WHAT THIS TASK INVOLVES: Reproduce all of the entries character for character, while leaving out any pictures they contain.
[Start of Attachment]
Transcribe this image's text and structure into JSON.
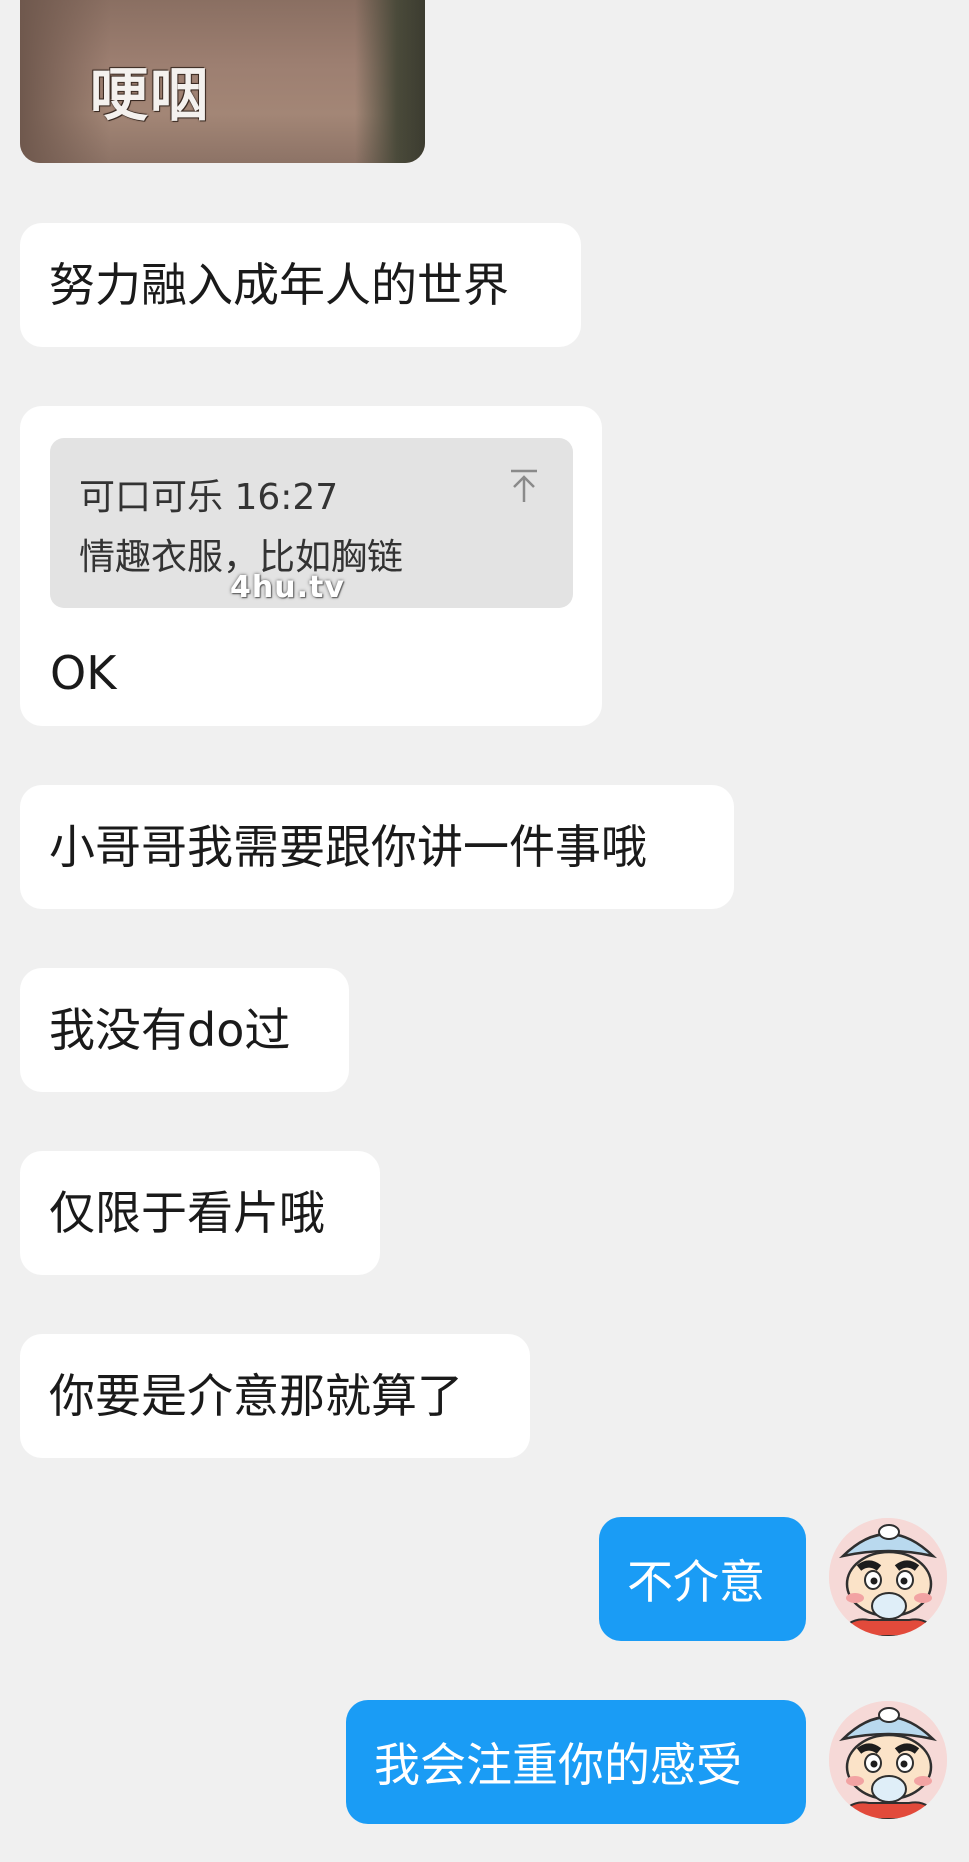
{
  "sticker": {
    "caption": "哽咽"
  },
  "messages": {
    "received": [
      "努力融入成年人的世界",
      "小哥哥我需要跟你讲一件事哦",
      "我没有do过",
      "仅限于看片哦",
      "你要是介意那就算了"
    ],
    "quote": {
      "sender_time": "可口可乐 16:27",
      "content": "情趣衣服，比如胸链",
      "reply": "OK"
    },
    "sent": [
      "不介意",
      "我会注重你的感受"
    ]
  },
  "watermark": "4hu.tv",
  "colors": {
    "background": "#f0f0f0",
    "received_bubble": "#ffffff",
    "sent_bubble": "#1a9cf5",
    "quote_card": "#e3e3e3"
  },
  "icons": {
    "quote_jump": "arrow-up-to-top-icon",
    "avatar": "cartoon-boy-avatar"
  }
}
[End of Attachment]
YOUR RESPONSE:
Transcribe this image's text and structure into JSON.
{
  "sticker": {
    "caption": "哽咽"
  },
  "messages": {
    "received": [
      "努力融入成年人的世界",
      "小哥哥我需要跟你讲一件事哦",
      "我没有do过",
      "仅限于看片哦",
      "你要是介意那就算了"
    ],
    "quote": {
      "sender_time": "可口可乐 16:27",
      "content": "情趣衣服，比如胸链",
      "reply": "OK"
    },
    "sent": [
      "不介意",
      "我会注重你的感受"
    ]
  },
  "watermark": "4hu.tv",
  "colors": {
    "background": "#f0f0f0",
    "received_bubble": "#ffffff",
    "sent_bubble": "#1a9cf5",
    "quote_card": "#e3e3e3"
  },
  "icons": {
    "quote_jump": "arrow-up-to-top-icon",
    "avatar": "cartoon-boy-avatar"
  }
}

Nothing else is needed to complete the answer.